**TASK MATERIAL**
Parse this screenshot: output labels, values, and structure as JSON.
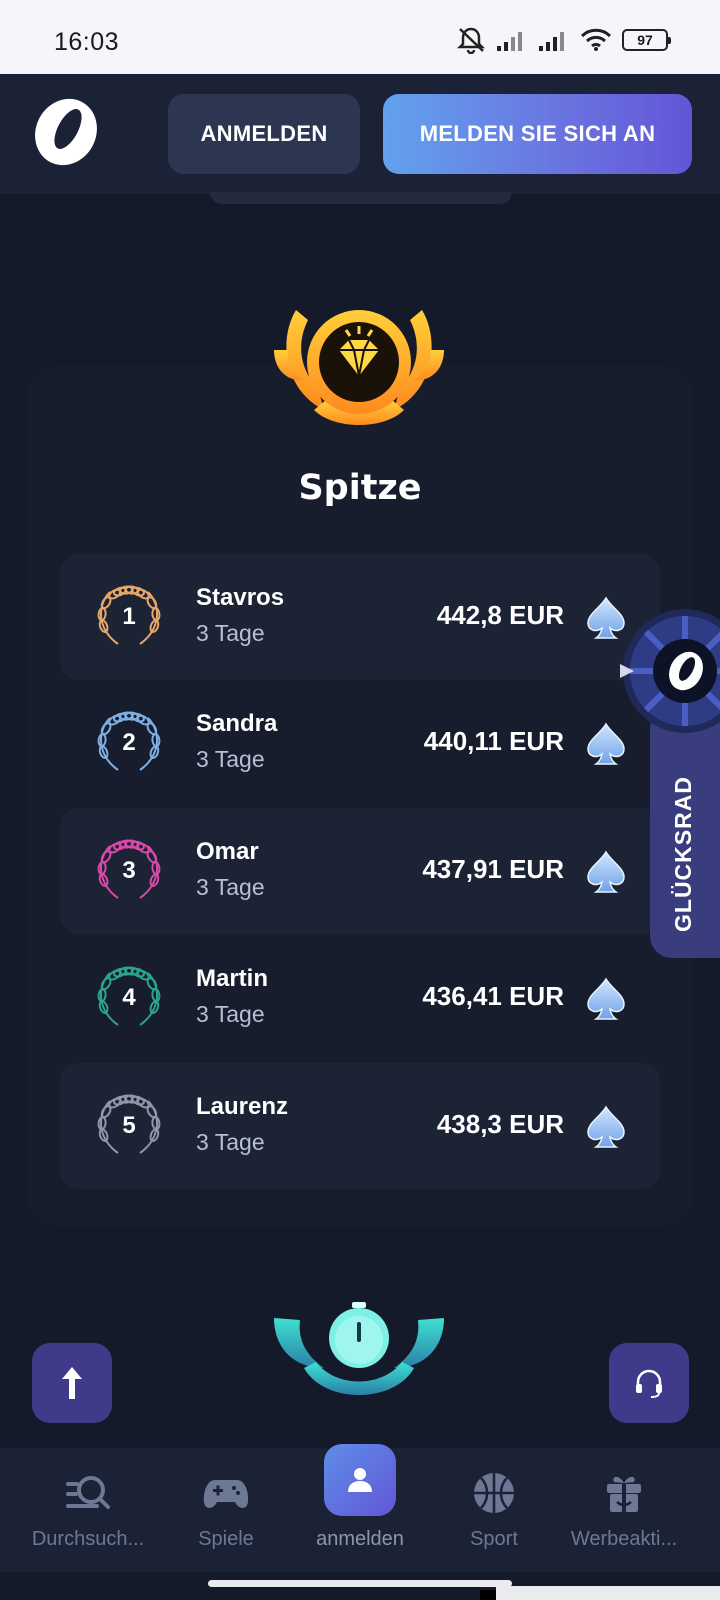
{
  "status_bar": {
    "time": "16:03",
    "battery": "97",
    "icons": [
      "mute-icon",
      "signal-icon",
      "signal-icon",
      "wifi-icon",
      "battery-icon"
    ]
  },
  "header": {
    "login_label": "ANMELDEN",
    "register_label": "MELDEN SIE SICH AN"
  },
  "leaderboard": {
    "title": "Spitze",
    "rows": [
      {
        "rank": "1",
        "name": "Stavros",
        "days": "3 Tage",
        "amount": "442,8 EUR",
        "wreath_color": "#e8a86a"
      },
      {
        "rank": "2",
        "name": "Sandra",
        "days": "3 Tage",
        "amount": "440,11 EUR",
        "wreath_color": "#7fb0e4"
      },
      {
        "rank": "3",
        "name": "Omar",
        "days": "3 Tage",
        "amount": "437,91 EUR",
        "wreath_color": "#d94aa8"
      },
      {
        "rank": "4",
        "name": "Martin",
        "days": "3 Tage",
        "amount": "436,41 EUR",
        "wreath_color": "#2aa58e"
      },
      {
        "rank": "5",
        "name": "Laurenz",
        "days": "3 Tage",
        "amount": "438,3 EUR",
        "wreath_color": "#9097a8"
      }
    ]
  },
  "wheel": {
    "label": "GLÜCKSRAD"
  },
  "bottom_nav": [
    {
      "label": "Durchsuch...",
      "icon": "search-icon"
    },
    {
      "label": "Spiele",
      "icon": "gamepad-icon"
    },
    {
      "label": "anmelden",
      "icon": "user-icon",
      "active": true
    },
    {
      "label": "Sport",
      "icon": "basketball-icon"
    },
    {
      "label": "Werbeakti...",
      "icon": "gift-icon"
    }
  ],
  "colors": {
    "background": "#141a29",
    "header": "#1b2235",
    "accent_gradient": [
      "#62a2ee",
      "#6156d6"
    ],
    "muted_text": "#6c7894"
  }
}
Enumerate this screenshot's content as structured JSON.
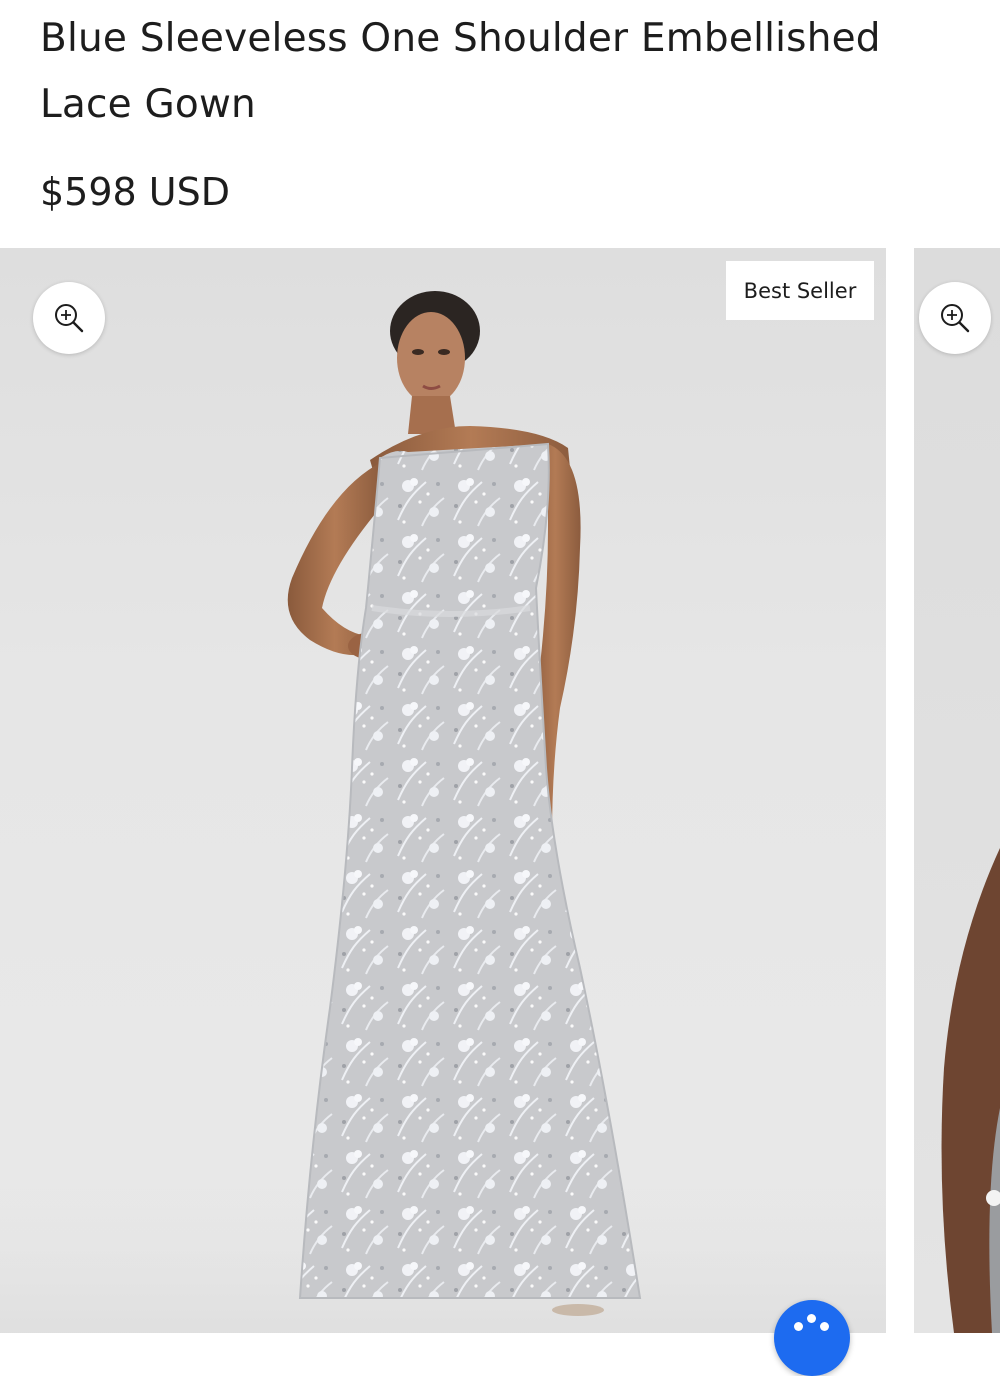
{
  "product": {
    "title": "Blue Sleeveless One Shoulder Embellished Lace Gown",
    "price": "$598 USD"
  },
  "gallery": {
    "badge": "Best Seller",
    "zoom_icon": "zoom-in-icon",
    "chat_icon": "chat-icon"
  },
  "colors": {
    "text": "#1d1d1d",
    "background": "#ffffff",
    "photo_backdrop": "#e4e4e4",
    "chat_button": "#1d6bf0"
  }
}
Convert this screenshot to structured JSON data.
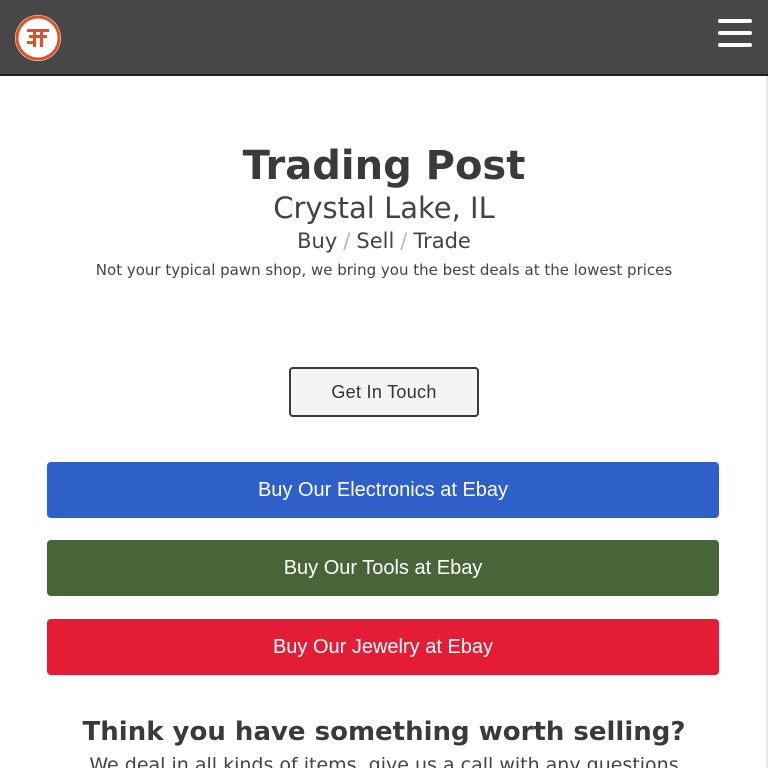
{
  "header": {
    "logo_icon": "trading-post-logo-icon",
    "menu_icon": "hamburger-menu-icon",
    "background_color": "#474747",
    "logo_color": "#e2502a"
  },
  "hero": {
    "title": "Trading Post",
    "location": "Crystal Lake, IL",
    "tagline": {
      "buy": "Buy",
      "separator": "/",
      "sell": "Sell",
      "trade": "Trade"
    },
    "description": "Not your typical pawn shop, we bring you the best deals at the lowest prices"
  },
  "contact_button": {
    "label": "Get In Touch"
  },
  "ebay_buttons": [
    {
      "label": "Buy Our Electronics at Ebay",
      "color": "#2f5fc8"
    },
    {
      "label": "Buy Our Tools at Ebay",
      "color": "#476537"
    },
    {
      "label": "Buy Our Jewelry at Ebay",
      "color": "#e51c35"
    }
  ],
  "sell_section": {
    "heading": "Think you have something worth selling?",
    "text": "We deal in all kinds of items, give us a call with any questions"
  }
}
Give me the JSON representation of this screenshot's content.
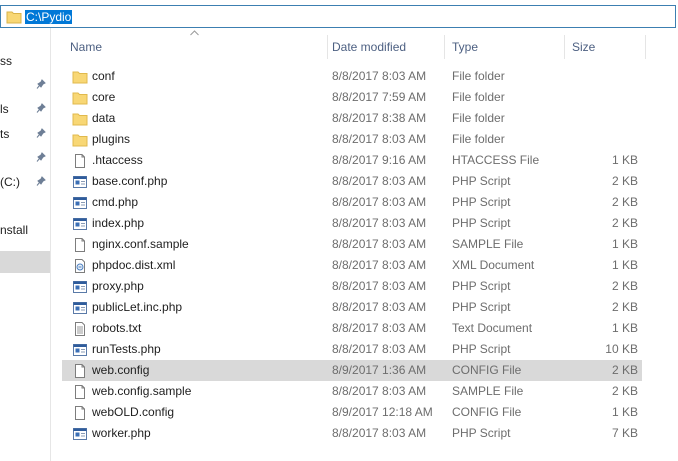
{
  "address": {
    "path": "C:\\Pydio"
  },
  "nav": {
    "items": [
      {
        "label": "ss",
        "pinned": false
      },
      {
        "label": "",
        "pinned": true
      },
      {
        "label": "ls",
        "pinned": true
      },
      {
        "label": "ts",
        "pinned": true
      },
      {
        "label": "",
        "pinned": true
      },
      {
        "label": "(C:)",
        "pinned": true
      },
      {
        "label": "",
        "pinned": false
      },
      {
        "label": "nstall",
        "pinned": false
      }
    ]
  },
  "columns": {
    "name": "Name",
    "date": "Date modified",
    "type": "Type",
    "size": "Size"
  },
  "files": [
    {
      "name": "conf",
      "date": "8/8/2017 8:03 AM",
      "type": "File folder",
      "size": "",
      "icon": "folder-icon"
    },
    {
      "name": "core",
      "date": "8/8/2017 7:59 AM",
      "type": "File folder",
      "size": "",
      "icon": "folder-icon"
    },
    {
      "name": "data",
      "date": "8/8/2017 8:38 AM",
      "type": "File folder",
      "size": "",
      "icon": "folder-icon"
    },
    {
      "name": "plugins",
      "date": "8/8/2017 8:03 AM",
      "type": "File folder",
      "size": "",
      "icon": "folder-icon"
    },
    {
      "name": ".htaccess",
      "date": "8/8/2017 9:16 AM",
      "type": "HTACCESS File",
      "size": "1 KB",
      "icon": "file-icon"
    },
    {
      "name": "base.conf.php",
      "date": "8/8/2017 8:03 AM",
      "type": "PHP Script",
      "size": "2 KB",
      "icon": "php-script-icon"
    },
    {
      "name": "cmd.php",
      "date": "8/8/2017 8:03 AM",
      "type": "PHP Script",
      "size": "2 KB",
      "icon": "php-script-icon"
    },
    {
      "name": "index.php",
      "date": "8/8/2017 8:03 AM",
      "type": "PHP Script",
      "size": "2 KB",
      "icon": "php-script-icon"
    },
    {
      "name": "nginx.conf.sample",
      "date": "8/8/2017 8:03 AM",
      "type": "SAMPLE File",
      "size": "1 KB",
      "icon": "file-icon"
    },
    {
      "name": "phpdoc.dist.xml",
      "date": "8/8/2017 8:03 AM",
      "type": "XML Document",
      "size": "1 KB",
      "icon": "xml-document-icon"
    },
    {
      "name": "proxy.php",
      "date": "8/8/2017 8:03 AM",
      "type": "PHP Script",
      "size": "2 KB",
      "icon": "php-script-icon"
    },
    {
      "name": "publicLet.inc.php",
      "date": "8/8/2017 8:03 AM",
      "type": "PHP Script",
      "size": "2 KB",
      "icon": "php-script-icon"
    },
    {
      "name": "robots.txt",
      "date": "8/8/2017 8:03 AM",
      "type": "Text Document",
      "size": "1 KB",
      "icon": "text-document-icon"
    },
    {
      "name": "runTests.php",
      "date": "8/8/2017 8:03 AM",
      "type": "PHP Script",
      "size": "10 KB",
      "icon": "php-script-icon"
    },
    {
      "name": "web.config",
      "date": "8/9/2017 1:36 AM",
      "type": "CONFIG File",
      "size": "2 KB",
      "icon": "file-icon",
      "selected": true
    },
    {
      "name": "web.config.sample",
      "date": "8/8/2017 8:03 AM",
      "type": "SAMPLE File",
      "size": "2 KB",
      "icon": "file-icon"
    },
    {
      "name": "webOLD.config",
      "date": "8/9/2017 12:18 AM",
      "type": "CONFIG File",
      "size": "1 KB",
      "icon": "file-icon"
    },
    {
      "name": "worker.php",
      "date": "8/8/2017 8:03 AM",
      "type": "PHP Script",
      "size": "7 KB",
      "icon": "php-script-icon"
    }
  ],
  "colors": {
    "selection": "#d9d9d9",
    "folder": "#f8d775",
    "accent": "#0078d7"
  }
}
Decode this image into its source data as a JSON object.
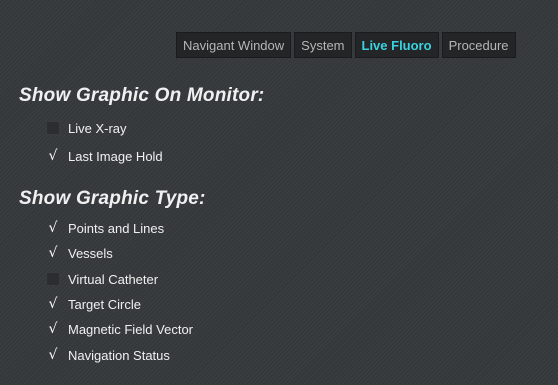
{
  "tabs": [
    {
      "label": "Navigant Window",
      "active": false
    },
    {
      "label": "System",
      "active": false
    },
    {
      "label": "Live Fluoro",
      "active": true
    },
    {
      "label": "Procedure",
      "active": false
    }
  ],
  "monitor_section": {
    "title": "Show Graphic On Monitor:",
    "options": [
      {
        "label": "Live X-ray",
        "checked": false
      },
      {
        "label": "Last Image Hold",
        "checked": true
      }
    ]
  },
  "type_section": {
    "title": "Show Graphic Type:",
    "options": [
      {
        "label": "Points and Lines",
        "checked": true
      },
      {
        "label": "Vessels",
        "checked": true
      },
      {
        "label": "Virtual Catheter",
        "checked": false
      },
      {
        "label": "Target Circle",
        "checked": true
      },
      {
        "label": "Magnetic Field Vector",
        "checked": true
      },
      {
        "label": "Navigation Status",
        "checked": true
      }
    ]
  },
  "check_glyph": "√",
  "colors": {
    "active_tab": "#3ad1e0",
    "background": "#35383b"
  }
}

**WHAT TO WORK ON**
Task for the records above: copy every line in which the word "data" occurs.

**EXERCISE SOLUTION**
Convert this screenshot to structured JSON data.
      "name": "data",
Decode this image into its source data as a JSON object.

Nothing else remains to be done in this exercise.